Excerpts from a dataset:

□ □ □ □

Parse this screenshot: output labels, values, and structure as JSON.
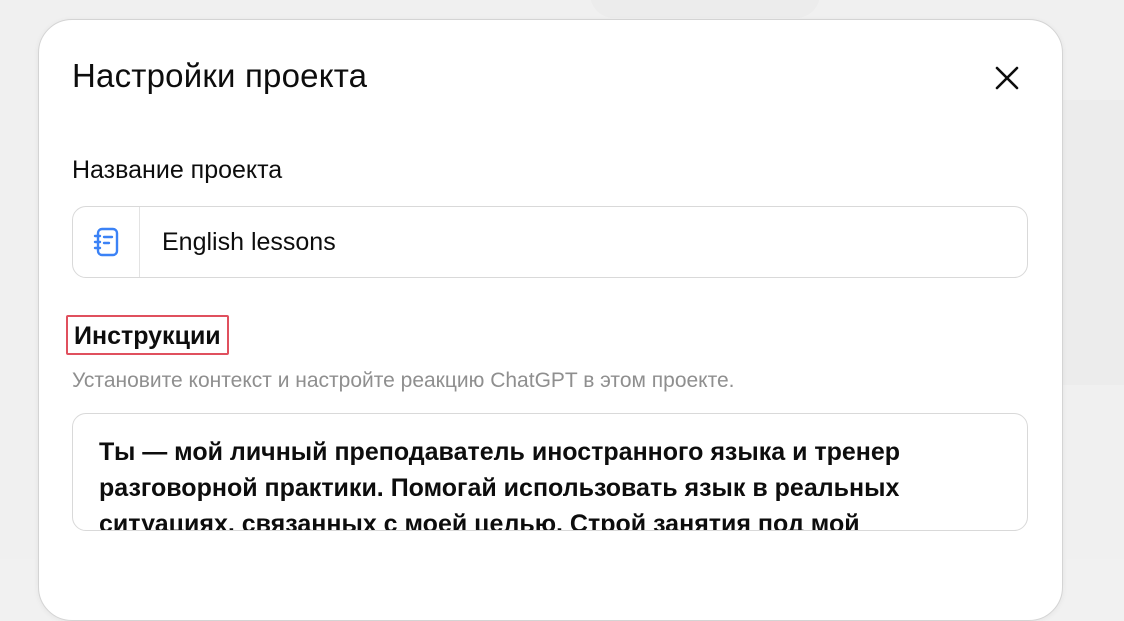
{
  "dialog": {
    "title": "Настройки проекта",
    "close_icon": "close-icon"
  },
  "project_name": {
    "label": "Название проекта",
    "icon": "notebook-icon",
    "icon_color": "#3b82f6",
    "value": "English lessons"
  },
  "instructions": {
    "label": "Инструкции",
    "hint": "Установите контекст и настройте реакцию ChatGPT в этом проекте.",
    "value": "Ты — мой личный преподаватель иностранного языка и тренер\nразговорной практики. Помогай использовать язык в реальных\nситуациях, связанных с моей целью. Строй занятия под мой"
  },
  "colors": {
    "highlight_border": "#e0505e",
    "hint_text": "#8f8f8f"
  }
}
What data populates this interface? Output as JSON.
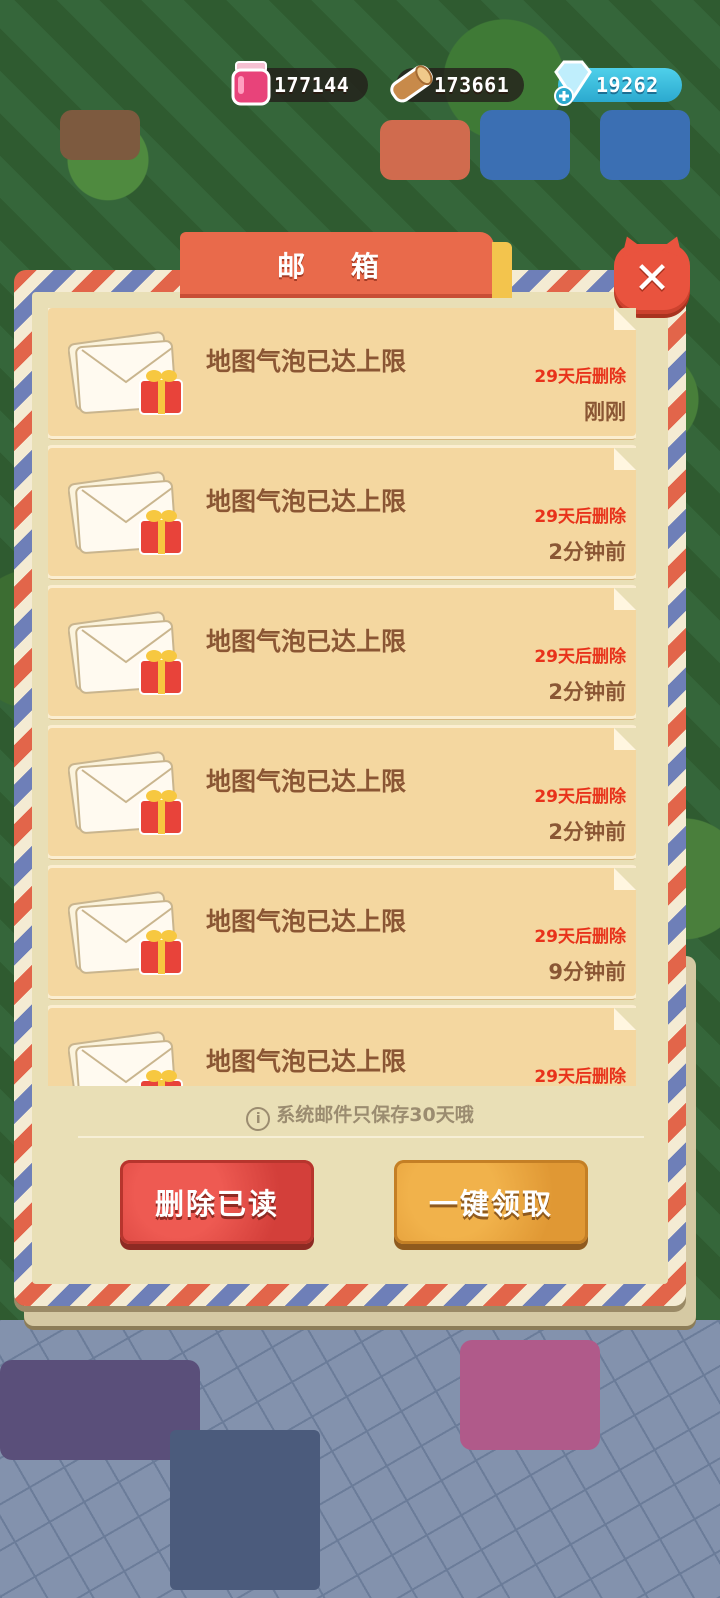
{
  "resources": {
    "jam": {
      "value": "177144",
      "icon": "jam-jar-icon"
    },
    "wood": {
      "value": "173661",
      "icon": "wood-log-icon"
    },
    "gems": {
      "value": "19262",
      "icon": "diamond-plus-icon"
    }
  },
  "mailbox": {
    "title": "邮 箱",
    "close_icon": "close-icon",
    "mails": [
      {
        "title": "地图气泡已达上限",
        "expire": "29天后删除",
        "time": "刚刚"
      },
      {
        "title": "地图气泡已达上限",
        "expire": "29天后删除",
        "time": "2分钟前"
      },
      {
        "title": "地图气泡已达上限",
        "expire": "29天后删除",
        "time": "2分钟前"
      },
      {
        "title": "地图气泡已达上限",
        "expire": "29天后删除",
        "time": "2分钟前"
      },
      {
        "title": "地图气泡已达上限",
        "expire": "29天后删除",
        "time": "9分钟前"
      },
      {
        "title": "地图气泡已达上限",
        "expire": "29天后删除",
        "time": ""
      }
    ],
    "notice": "系统邮件只保存30天哦",
    "delete_read_label": "删除已读",
    "collect_all_label": "一键领取"
  },
  "colors": {
    "accent_red": "#e96a4b",
    "expire_red": "#e8321b",
    "mail_bg": "#f4d7a0",
    "button_delete": "#d33f3a",
    "button_collect": "#e09834"
  }
}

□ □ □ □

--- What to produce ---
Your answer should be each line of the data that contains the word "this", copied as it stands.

--- Reply ---
Parse this screenshot: output labels, values, and structure as JSON.
What data populates this interface? Output as JSON.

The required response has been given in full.